It was hell shooting in Pampanga and I vowed never to shoot there again. Pampangueños were crazy about movie stars. Pagdating ng artista halos hindi na makababa sa kotse dahil sa crowd. Our talent coordinator had to push a group of onlookers who fell into a canal to protect Alma Moreno from being crushed as she alighted from her van. Poor Alma, she could not even open the windows of her room because people nested on trees outside to get a good look at their star. And when she kept the windows closed, they would throw stones on the roof in anger. I had never seen such an unruly mob of movie fans.
The shooting went well until the third week when I felt that Mario O’Hara seemed aloof toward me. I noticed that he had toned down the intensity of the love scenes and also did other more “commercial” aspects with the movie. I reminded him that though risky, as all period films are, I agreed to do the project and that I was prepared to fight for it during censorship. Despite this assurance, we still could not communicate well with each other. To avoid unnecessary friction, I moved to a small hotel near Lubao, Pampanga.
Things got worse after that. He would change schedules without consulting with me. So, what the hell, I fired him. But before I did that, I asked Romy Suzara if he could take over the remaining five shooting days. He agreed. Our production deadline was delayed by 20 days but because we had a well-planned schedule, we still finished way ahead of all the other entries to the MMFF.
Lino demanded his scenes removed
Oh, how Lino Brocka hated me for it! He was so angry. Mario O’Hara was his friend and as I said, pag tao nya ang kinalaban mo, kalaban mo si Lino Brocka. I remember, during the post-production of the movie at LVN where Lino was also doing work on his MMFF entry Inay, he would give me dagger looks at parang talagang gusto niya akong sakmalin pag kami ay nagkakasalubong sa swing door papunta sa office ng LVN. He even demanded that his scenes be removed from the movie. Acceding to his request, I eliminated his scenes except the one in which Alma Moreno was abducted. Talagang hindi puedeng tanggalin yung isang shot kasama si Lino. Galit na galit siya. Eh balitang-balita pa naman noon na strong contender ako for best actress in the MMFF awards night. Nanggigigil siya talaga at ipinagdadasal na huwag akong manalo. Hindi ako nanalo pero tatlo lamang kaming nominated for best actress – Liza Lorena for Ishmael Bernal’s Walang Katapusang Tag-araw, Vilma Santos for Celso Ad Castillo’s Burlesk Queen and myself for Bilanggong Birhen. Vilma Santos won. No hard feelings on my part. Vilma was very good in the movie.

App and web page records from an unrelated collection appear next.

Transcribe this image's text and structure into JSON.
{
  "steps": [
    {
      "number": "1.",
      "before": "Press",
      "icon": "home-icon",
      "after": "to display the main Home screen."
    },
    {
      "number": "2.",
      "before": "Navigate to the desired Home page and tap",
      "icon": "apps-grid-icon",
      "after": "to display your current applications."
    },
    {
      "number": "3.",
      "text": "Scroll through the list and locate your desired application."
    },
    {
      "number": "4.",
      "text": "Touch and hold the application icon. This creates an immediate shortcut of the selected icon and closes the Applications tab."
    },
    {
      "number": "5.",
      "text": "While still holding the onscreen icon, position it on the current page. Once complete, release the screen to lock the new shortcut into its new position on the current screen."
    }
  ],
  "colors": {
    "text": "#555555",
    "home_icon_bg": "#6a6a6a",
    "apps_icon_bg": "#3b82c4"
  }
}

After that came the FAMAS and Urian awards nights. Ganoon din; ipinagdasal din ni Lino na huwag sana akong manalo. Pero hindi siya nagwagi. After two years, his anger simmered down and eventually we became friends again. Hindi kami nag-away ni Lino na kaming dalawa ang dahilan ng pinag-awayan. It was always a third party that caused our rifts. We shared the same principles and fought for the same causes in the movie industry—to rid the industry of the patronage system whcih we both felt was a deterrent to professionalism. He was a great advocate of freedom of expression, and so was I. The movie industry owes Lino a debt of gratitude for inserting “freedom of expression” in the 1987 Constitution, without which the fight against censorship would be many times more difficult than it is now.
I shall always be proud to have been part of the many anti-censorship rallies that Lino led. He was a charismatic leader who inspired his followers. He never abandoned the principles he stood for. He was also very human and at times, hilariously stupefying.
I remember a rally we staged in Bohol Avenue in front of ABS-CBN where the MTRCB office was located at the time. Lino took the megaphone and spoke directly to Manoling Morato, who was supposedly in the building. His words were shockingly funny and unprintable, of course. Then Ishmael Bernal chided me: “Try and top that, Armida.” And I said, “No, hindi ko kaya.”
When Lino died, I was very sad. Mahirap mapalitan ang isang katulad niya.
This essay originally appeared in the book Armida, published by Monique Villonco and ABS-CBN Publishing.